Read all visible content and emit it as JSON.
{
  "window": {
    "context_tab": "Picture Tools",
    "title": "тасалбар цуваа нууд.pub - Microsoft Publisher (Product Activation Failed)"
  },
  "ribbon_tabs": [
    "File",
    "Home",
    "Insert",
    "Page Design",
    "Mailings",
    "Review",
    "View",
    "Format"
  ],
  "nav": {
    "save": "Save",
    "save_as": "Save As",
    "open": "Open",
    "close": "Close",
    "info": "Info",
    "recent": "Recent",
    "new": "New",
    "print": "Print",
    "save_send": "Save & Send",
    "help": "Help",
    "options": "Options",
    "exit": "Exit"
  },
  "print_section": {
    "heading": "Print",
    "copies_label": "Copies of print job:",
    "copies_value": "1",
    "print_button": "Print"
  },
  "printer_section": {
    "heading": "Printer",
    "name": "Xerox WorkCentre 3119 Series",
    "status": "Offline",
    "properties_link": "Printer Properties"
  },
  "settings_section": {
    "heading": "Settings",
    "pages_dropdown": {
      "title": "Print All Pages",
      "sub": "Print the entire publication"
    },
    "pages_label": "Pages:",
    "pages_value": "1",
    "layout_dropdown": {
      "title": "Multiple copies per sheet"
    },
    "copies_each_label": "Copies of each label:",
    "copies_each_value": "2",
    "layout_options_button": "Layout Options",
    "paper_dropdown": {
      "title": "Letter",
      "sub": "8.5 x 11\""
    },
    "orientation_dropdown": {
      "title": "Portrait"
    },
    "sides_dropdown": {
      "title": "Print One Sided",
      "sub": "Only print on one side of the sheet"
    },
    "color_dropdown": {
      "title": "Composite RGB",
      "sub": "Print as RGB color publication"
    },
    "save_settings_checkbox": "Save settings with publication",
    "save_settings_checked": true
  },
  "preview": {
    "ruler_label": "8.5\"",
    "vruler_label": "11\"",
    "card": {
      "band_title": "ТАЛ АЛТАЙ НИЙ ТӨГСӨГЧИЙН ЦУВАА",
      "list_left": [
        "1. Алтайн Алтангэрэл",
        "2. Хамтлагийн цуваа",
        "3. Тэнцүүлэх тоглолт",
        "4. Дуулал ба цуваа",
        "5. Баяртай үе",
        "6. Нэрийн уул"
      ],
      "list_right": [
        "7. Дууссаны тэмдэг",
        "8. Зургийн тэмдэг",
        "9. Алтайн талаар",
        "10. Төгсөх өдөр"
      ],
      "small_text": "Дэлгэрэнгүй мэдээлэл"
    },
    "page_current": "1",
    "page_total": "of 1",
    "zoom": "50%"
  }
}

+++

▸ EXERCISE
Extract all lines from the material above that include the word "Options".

▸ FINISHED EXERCISE
    "options": "Options",
    "layout_options_button": "Layout Options",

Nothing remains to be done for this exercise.